* _TASK BRIEF_
Copy out the lines of the material that include the string "соответствие".

* _DATA PROVIDED_
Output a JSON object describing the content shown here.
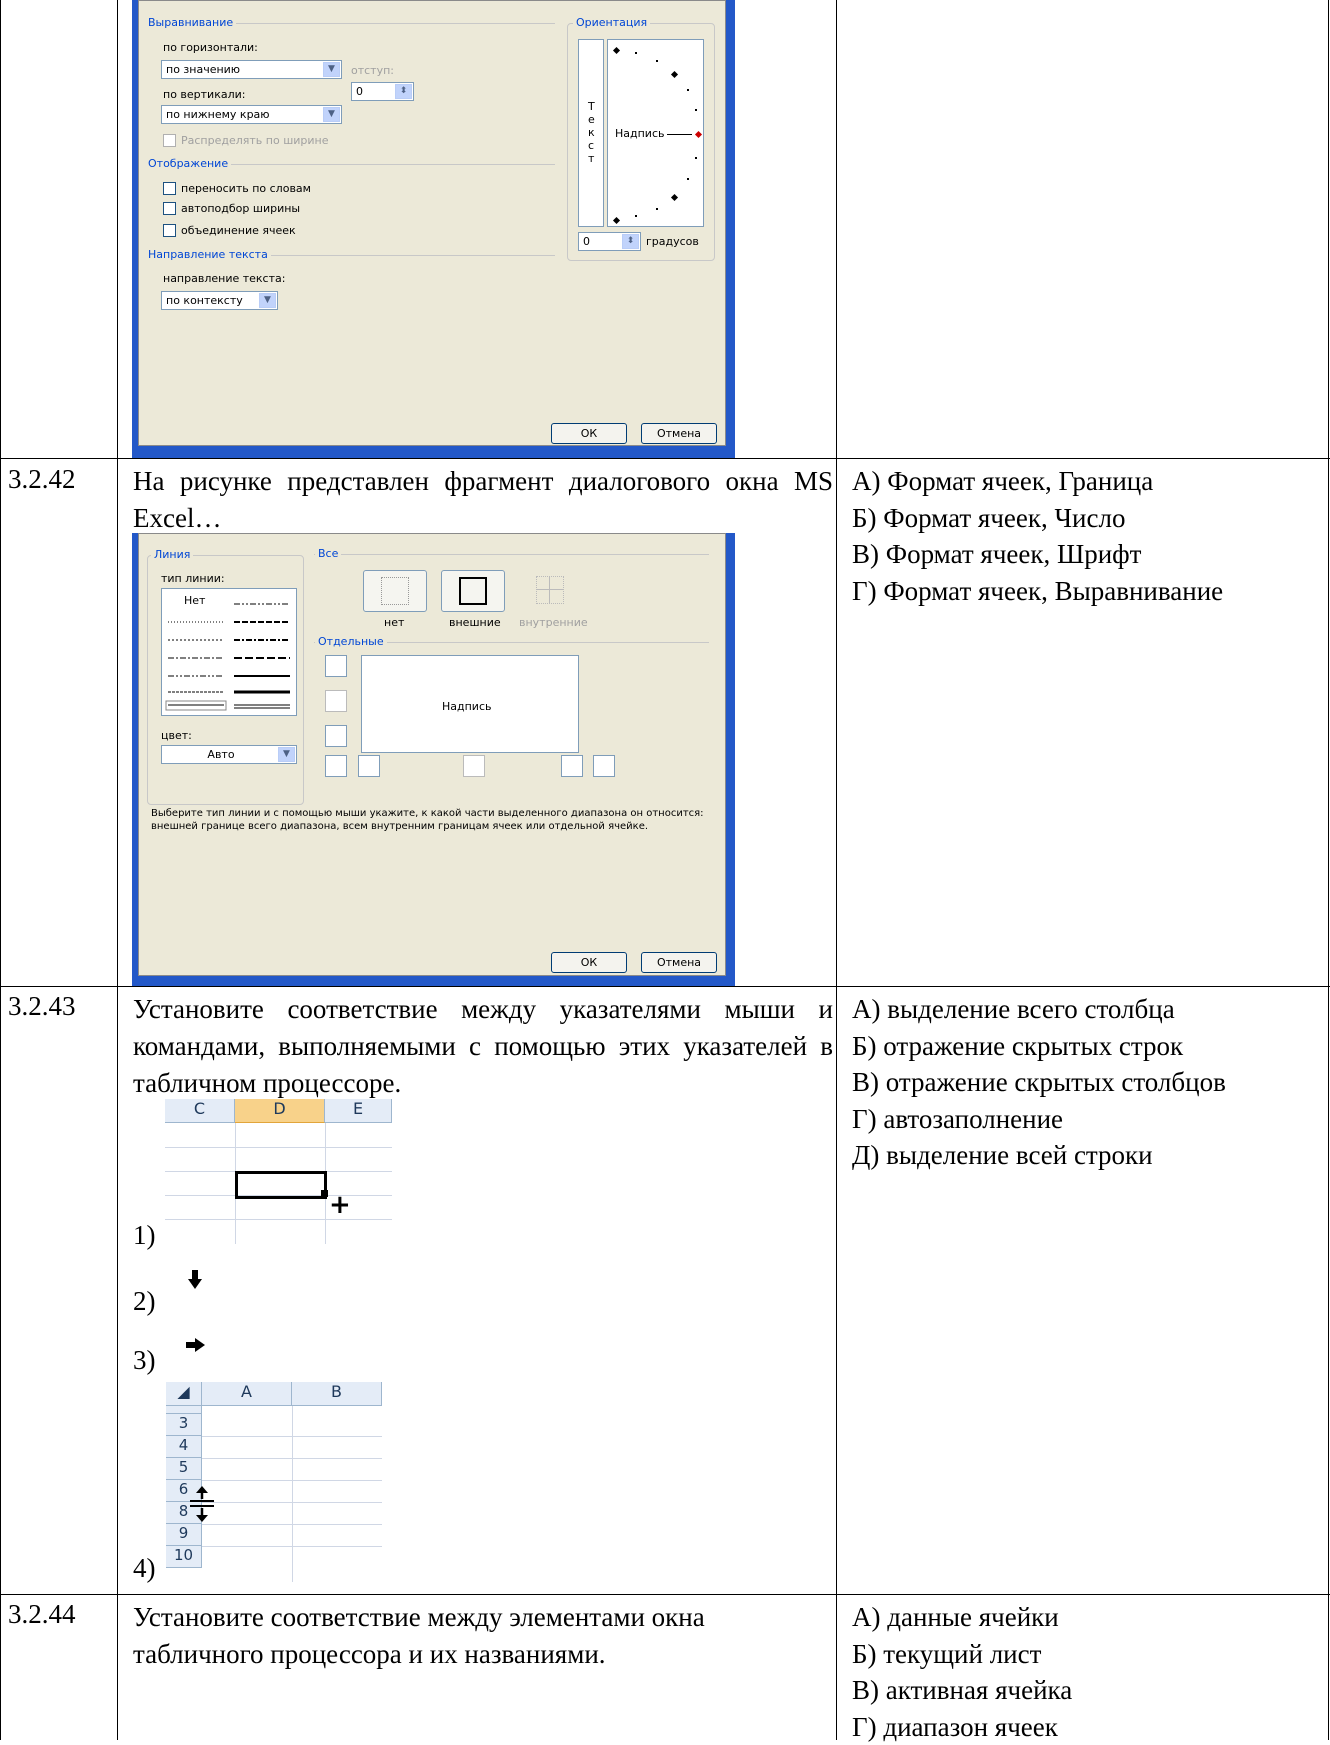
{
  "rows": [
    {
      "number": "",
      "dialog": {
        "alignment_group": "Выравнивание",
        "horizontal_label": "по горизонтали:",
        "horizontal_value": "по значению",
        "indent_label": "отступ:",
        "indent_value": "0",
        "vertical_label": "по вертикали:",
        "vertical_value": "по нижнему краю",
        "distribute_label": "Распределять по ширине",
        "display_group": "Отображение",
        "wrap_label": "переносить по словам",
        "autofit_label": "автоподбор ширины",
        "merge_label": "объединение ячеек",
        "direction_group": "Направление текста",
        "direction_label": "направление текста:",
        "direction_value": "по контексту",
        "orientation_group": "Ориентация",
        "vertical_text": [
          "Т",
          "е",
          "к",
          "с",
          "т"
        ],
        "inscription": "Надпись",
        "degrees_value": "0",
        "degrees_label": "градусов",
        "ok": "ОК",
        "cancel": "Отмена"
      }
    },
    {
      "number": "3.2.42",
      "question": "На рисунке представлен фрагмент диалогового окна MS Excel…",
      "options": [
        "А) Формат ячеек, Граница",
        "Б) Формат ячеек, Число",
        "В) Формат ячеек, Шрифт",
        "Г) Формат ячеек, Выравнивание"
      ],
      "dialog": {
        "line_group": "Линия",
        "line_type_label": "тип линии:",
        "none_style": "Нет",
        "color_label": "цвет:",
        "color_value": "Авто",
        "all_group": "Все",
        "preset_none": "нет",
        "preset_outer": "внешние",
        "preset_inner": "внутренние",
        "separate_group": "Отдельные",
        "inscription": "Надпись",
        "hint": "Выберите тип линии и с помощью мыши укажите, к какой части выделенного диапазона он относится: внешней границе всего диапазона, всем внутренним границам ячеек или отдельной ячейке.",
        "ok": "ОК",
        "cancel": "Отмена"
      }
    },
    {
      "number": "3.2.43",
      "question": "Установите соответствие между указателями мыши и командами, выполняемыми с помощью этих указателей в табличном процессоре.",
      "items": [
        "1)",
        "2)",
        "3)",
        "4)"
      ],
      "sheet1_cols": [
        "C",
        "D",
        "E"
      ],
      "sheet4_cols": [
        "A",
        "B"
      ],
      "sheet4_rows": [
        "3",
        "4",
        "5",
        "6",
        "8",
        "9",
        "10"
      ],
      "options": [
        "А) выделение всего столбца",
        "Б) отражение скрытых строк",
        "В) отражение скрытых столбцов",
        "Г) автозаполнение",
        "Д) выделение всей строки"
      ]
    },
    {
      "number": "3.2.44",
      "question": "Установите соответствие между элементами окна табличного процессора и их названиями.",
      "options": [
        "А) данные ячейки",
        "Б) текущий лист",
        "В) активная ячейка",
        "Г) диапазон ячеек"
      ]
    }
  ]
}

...

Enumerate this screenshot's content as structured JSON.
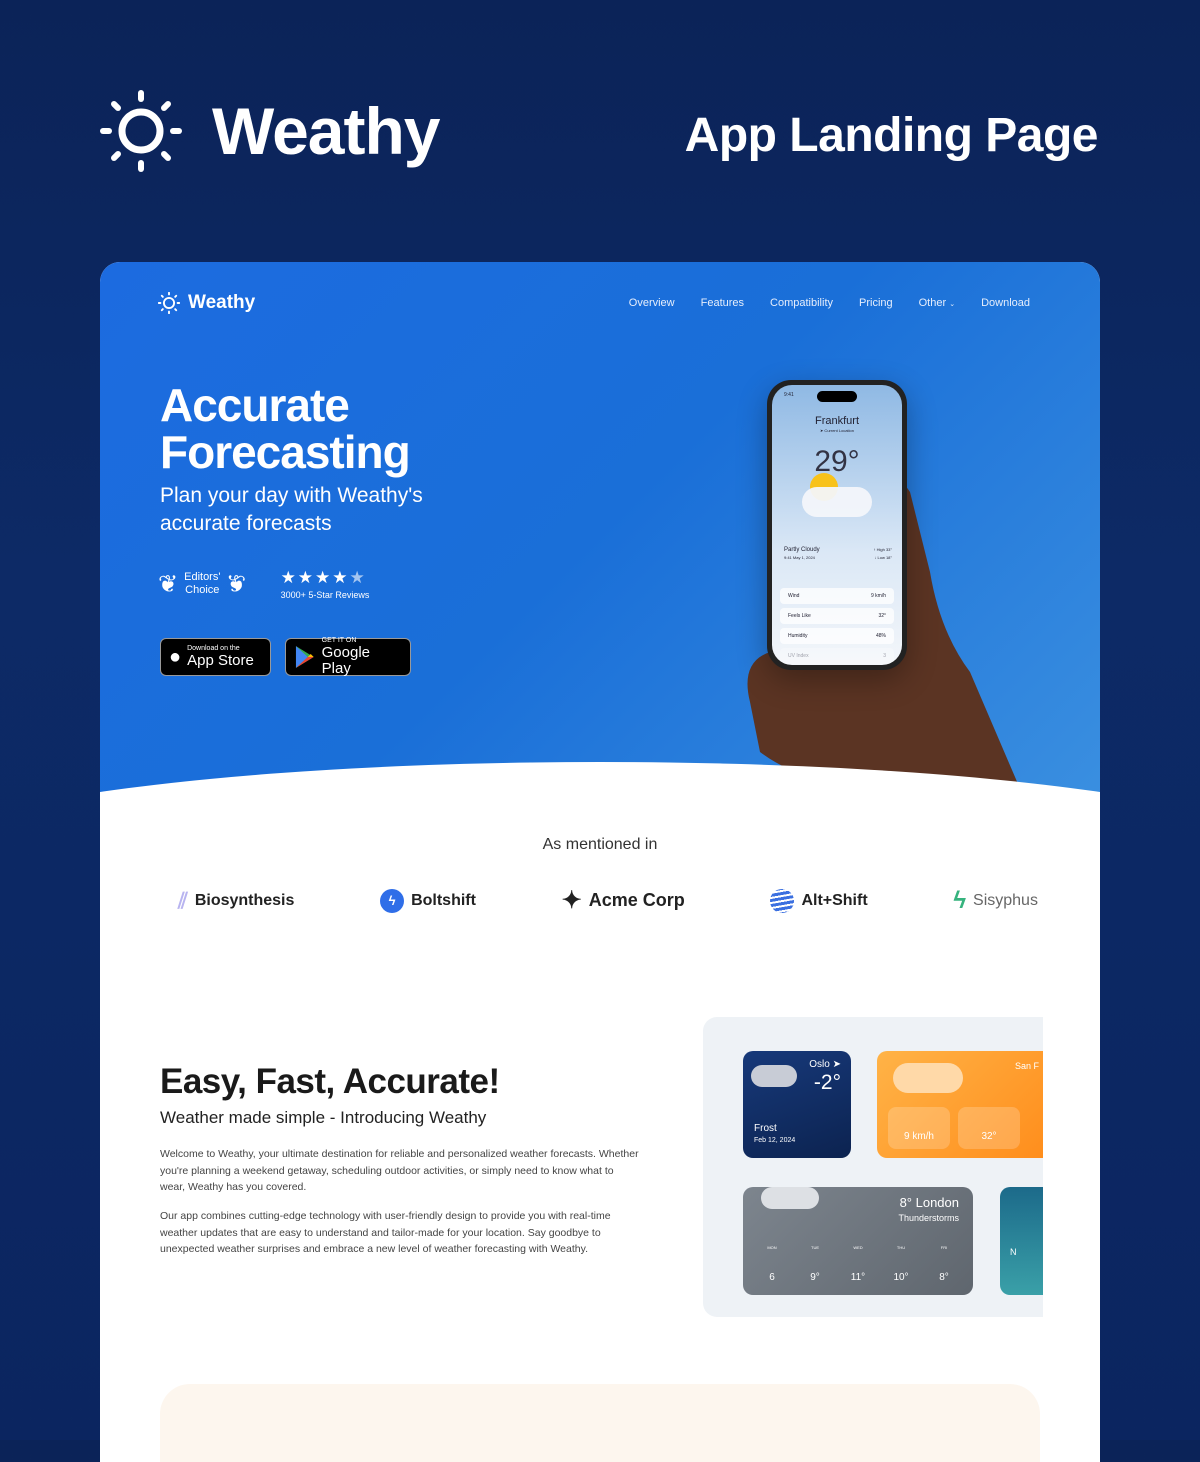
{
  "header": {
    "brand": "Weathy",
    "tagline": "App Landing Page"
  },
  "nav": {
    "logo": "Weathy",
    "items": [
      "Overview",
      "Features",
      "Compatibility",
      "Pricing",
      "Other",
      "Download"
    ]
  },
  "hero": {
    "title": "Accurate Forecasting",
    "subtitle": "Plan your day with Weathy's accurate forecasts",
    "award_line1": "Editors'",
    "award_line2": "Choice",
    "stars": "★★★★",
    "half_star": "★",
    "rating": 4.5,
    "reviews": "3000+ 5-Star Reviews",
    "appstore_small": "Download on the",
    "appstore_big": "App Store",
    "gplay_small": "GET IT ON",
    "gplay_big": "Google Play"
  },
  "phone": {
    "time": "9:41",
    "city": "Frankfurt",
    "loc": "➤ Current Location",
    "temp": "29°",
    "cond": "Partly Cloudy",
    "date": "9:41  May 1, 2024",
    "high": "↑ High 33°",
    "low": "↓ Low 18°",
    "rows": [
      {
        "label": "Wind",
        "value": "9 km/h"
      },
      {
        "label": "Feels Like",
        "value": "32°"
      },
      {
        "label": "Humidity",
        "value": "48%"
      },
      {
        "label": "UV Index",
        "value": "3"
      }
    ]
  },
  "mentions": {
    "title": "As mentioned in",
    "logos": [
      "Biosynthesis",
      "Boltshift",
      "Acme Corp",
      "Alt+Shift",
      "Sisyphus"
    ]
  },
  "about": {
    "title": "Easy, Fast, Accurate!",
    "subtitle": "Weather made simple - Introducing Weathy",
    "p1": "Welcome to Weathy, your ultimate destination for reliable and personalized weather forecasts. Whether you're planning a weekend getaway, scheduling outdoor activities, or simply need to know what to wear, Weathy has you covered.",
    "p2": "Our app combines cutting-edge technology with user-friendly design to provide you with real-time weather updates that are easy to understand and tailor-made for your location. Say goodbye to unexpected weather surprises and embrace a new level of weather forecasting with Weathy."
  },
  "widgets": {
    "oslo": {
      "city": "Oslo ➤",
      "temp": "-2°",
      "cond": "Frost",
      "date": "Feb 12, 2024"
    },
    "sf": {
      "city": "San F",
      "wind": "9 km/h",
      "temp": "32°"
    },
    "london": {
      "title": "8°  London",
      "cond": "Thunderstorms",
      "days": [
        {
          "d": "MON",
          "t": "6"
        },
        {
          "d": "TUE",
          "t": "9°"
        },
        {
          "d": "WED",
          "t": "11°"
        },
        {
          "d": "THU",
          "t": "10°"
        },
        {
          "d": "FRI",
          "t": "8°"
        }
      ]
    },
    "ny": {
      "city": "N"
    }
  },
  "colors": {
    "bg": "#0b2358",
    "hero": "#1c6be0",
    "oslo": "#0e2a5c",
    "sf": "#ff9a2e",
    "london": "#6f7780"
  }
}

* _REPLY_
      "question": "Установите соответствие между указателями мыши и командами, выполняемыми с помощью этих указателей в табличном процессоре.",
      "question": "Установите соответствие между элементами окна табличного процессора и их названиями.",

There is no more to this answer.